▸ Task goal
Reproduce the records precisely. Every line should be included.

▸ Supplied data
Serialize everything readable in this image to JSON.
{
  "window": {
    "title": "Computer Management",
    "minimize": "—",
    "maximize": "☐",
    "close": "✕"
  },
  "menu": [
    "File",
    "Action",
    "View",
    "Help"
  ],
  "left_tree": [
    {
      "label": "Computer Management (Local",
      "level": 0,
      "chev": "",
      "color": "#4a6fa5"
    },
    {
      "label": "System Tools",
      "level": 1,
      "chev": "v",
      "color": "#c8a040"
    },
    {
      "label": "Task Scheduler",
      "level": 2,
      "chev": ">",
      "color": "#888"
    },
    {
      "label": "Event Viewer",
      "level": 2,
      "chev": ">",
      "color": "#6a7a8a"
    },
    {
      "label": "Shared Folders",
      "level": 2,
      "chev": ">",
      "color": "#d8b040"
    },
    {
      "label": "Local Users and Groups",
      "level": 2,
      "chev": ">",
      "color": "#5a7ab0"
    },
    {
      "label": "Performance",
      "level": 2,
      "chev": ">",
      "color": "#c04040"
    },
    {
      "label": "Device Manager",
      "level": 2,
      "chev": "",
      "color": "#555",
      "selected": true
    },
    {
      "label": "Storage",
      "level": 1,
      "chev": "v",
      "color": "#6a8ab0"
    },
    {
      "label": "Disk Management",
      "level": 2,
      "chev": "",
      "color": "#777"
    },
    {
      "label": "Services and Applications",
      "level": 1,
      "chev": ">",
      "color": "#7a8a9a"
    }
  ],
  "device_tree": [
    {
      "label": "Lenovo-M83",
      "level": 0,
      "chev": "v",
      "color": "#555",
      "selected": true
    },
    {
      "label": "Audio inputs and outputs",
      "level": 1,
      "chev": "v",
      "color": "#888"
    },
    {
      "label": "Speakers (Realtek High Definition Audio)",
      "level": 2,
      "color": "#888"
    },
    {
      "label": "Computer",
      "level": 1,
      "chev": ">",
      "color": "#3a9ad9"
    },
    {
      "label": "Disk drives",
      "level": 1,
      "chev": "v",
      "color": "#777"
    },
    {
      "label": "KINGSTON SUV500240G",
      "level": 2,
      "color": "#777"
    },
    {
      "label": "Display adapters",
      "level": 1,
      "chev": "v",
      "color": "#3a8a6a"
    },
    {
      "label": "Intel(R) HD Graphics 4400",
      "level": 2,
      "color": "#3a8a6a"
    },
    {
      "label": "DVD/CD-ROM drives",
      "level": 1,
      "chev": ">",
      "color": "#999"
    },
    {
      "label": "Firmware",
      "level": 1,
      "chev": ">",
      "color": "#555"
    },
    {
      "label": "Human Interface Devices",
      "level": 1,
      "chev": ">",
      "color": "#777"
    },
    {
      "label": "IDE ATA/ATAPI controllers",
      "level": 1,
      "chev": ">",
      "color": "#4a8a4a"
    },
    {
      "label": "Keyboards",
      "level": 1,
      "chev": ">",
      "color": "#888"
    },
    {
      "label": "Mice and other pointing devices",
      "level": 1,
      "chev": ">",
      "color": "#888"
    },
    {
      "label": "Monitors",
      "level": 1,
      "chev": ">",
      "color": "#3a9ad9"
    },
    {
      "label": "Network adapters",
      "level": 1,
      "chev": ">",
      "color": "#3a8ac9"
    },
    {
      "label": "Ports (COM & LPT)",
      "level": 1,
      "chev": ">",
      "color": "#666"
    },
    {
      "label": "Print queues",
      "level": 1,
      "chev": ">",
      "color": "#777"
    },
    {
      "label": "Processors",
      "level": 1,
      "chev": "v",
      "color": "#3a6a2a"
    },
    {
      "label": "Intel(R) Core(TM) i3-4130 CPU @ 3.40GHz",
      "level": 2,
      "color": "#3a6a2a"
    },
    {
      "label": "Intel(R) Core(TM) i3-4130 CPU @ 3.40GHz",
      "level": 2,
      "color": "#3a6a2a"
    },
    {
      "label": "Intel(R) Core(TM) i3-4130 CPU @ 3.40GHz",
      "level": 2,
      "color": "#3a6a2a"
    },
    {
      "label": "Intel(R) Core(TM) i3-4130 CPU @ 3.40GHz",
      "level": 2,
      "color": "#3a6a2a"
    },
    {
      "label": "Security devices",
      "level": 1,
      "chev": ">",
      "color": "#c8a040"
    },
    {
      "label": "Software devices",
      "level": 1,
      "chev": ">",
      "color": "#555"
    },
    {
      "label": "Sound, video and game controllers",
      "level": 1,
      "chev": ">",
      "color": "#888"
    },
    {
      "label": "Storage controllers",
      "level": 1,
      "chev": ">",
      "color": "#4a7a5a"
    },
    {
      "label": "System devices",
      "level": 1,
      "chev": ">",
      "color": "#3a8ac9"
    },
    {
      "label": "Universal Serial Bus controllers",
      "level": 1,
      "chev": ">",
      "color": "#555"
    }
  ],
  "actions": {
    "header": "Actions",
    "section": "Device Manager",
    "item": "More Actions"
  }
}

▸ Solution to this task
Serialize everything readable in this image to JSON.
{
  "window": {
    "title": "Computer Management",
    "minimize": "—",
    "maximize": "☐",
    "close": "✕"
  },
  "menu": [
    "File",
    "Action",
    "View",
    "Help"
  ],
  "left_tree": [
    {
      "label": "Computer Management (Local",
      "level": 0,
      "chev": "",
      "color": "#4a6fa5"
    },
    {
      "label": "System Tools",
      "level": 1,
      "chev": "v",
      "color": "#c8a040"
    },
    {
      "label": "Task Scheduler",
      "level": 2,
      "chev": ">",
      "color": "#888"
    },
    {
      "label": "Event Viewer",
      "level": 2,
      "chev": ">",
      "color": "#6a7a8a"
    },
    {
      "label": "Shared Folders",
      "level": 2,
      "chev": ">",
      "color": "#d8b040"
    },
    {
      "label": "Local Users and Groups",
      "level": 2,
      "chev": ">",
      "color": "#5a7ab0"
    },
    {
      "label": "Performance",
      "level": 2,
      "chev": ">",
      "color": "#c04040"
    },
    {
      "label": "Device Manager",
      "level": 2,
      "chev": "",
      "color": "#555",
      "selected": true
    },
    {
      "label": "Storage",
      "level": 1,
      "chev": "v",
      "color": "#6a8ab0"
    },
    {
      "label": "Disk Management",
      "level": 2,
      "chev": "",
      "color": "#777"
    },
    {
      "label": "Services and Applications",
      "level": 1,
      "chev": ">",
      "color": "#7a8a9a"
    }
  ],
  "device_tree": [
    {
      "label": "Lenovo-M83",
      "level": 0,
      "chev": "v",
      "color": "#555",
      "selected": true
    },
    {
      "label": "Audio inputs and outputs",
      "level": 1,
      "chev": "v",
      "color": "#888"
    },
    {
      "label": "Speakers (Realtek High Definition Audio)",
      "level": 2,
      "color": "#888"
    },
    {
      "label": "Computer",
      "level": 1,
      "chev": ">",
      "color": "#3a9ad9"
    },
    {
      "label": "Disk drives",
      "level": 1,
      "chev": "v",
      "color": "#777"
    },
    {
      "label": "KINGSTON SUV500240G",
      "level": 2,
      "color": "#777"
    },
    {
      "label": "Display adapters",
      "level": 1,
      "chev": "v",
      "color": "#3a8a6a"
    },
    {
      "label": "Intel(R) HD Graphics 4400",
      "level": 2,
      "color": "#3a8a6a"
    },
    {
      "label": "DVD/CD-ROM drives",
      "level": 1,
      "chev": ">",
      "color": "#999"
    },
    {
      "label": "Firmware",
      "level": 1,
      "chev": ">",
      "color": "#555"
    },
    {
      "label": "Human Interface Devices",
      "level": 1,
      "chev": ">",
      "color": "#777"
    },
    {
      "label": "IDE ATA/ATAPI controllers",
      "level": 1,
      "chev": ">",
      "color": "#4a8a4a"
    },
    {
      "label": "Keyboards",
      "level": 1,
      "chev": ">",
      "color": "#888"
    },
    {
      "label": "Mice and other pointing devices",
      "level": 1,
      "chev": ">",
      "color": "#888"
    },
    {
      "label": "Monitors",
      "level": 1,
      "chev": ">",
      "color": "#3a9ad9"
    },
    {
      "label": "Network adapters",
      "level": 1,
      "chev": ">",
      "color": "#3a8ac9"
    },
    {
      "label": "Ports (COM & LPT)",
      "level": 1,
      "chev": ">",
      "color": "#666"
    },
    {
      "label": "Print queues",
      "level": 1,
      "chev": ">",
      "color": "#777"
    },
    {
      "label": "Processors",
      "level": 1,
      "chev": "v",
      "color": "#3a6a2a"
    },
    {
      "label": "Intel(R) Core(TM) i3-4130 CPU @ 3.40GHz",
      "level": 2,
      "color": "#3a6a2a"
    },
    {
      "label": "Intel(R) Core(TM) i3-4130 CPU @ 3.40GHz",
      "level": 2,
      "color": "#3a6a2a"
    },
    {
      "label": "Intel(R) Core(TM) i3-4130 CPU @ 3.40GHz",
      "level": 2,
      "color": "#3a6a2a"
    },
    {
      "label": "Intel(R) Core(TM) i3-4130 CPU @ 3.40GHz",
      "level": 2,
      "color": "#3a6a2a"
    },
    {
      "label": "Security devices",
      "level": 1,
      "chev": ">",
      "color": "#c8a040"
    },
    {
      "label": "Software devices",
      "level": 1,
      "chev": ">",
      "color": "#555"
    },
    {
      "label": "Sound, video and game controllers",
      "level": 1,
      "chev": ">",
      "color": "#888"
    },
    {
      "label": "Storage controllers",
      "level": 1,
      "chev": ">",
      "color": "#4a7a5a"
    },
    {
      "label": "System devices",
      "level": 1,
      "chev": ">",
      "color": "#3a8ac9"
    },
    {
      "label": "Universal Serial Bus controllers",
      "level": 1,
      "chev": ">",
      "color": "#555"
    }
  ],
  "actions": {
    "header": "Actions",
    "section": "Device Manager",
    "item": "More Actions"
  }
}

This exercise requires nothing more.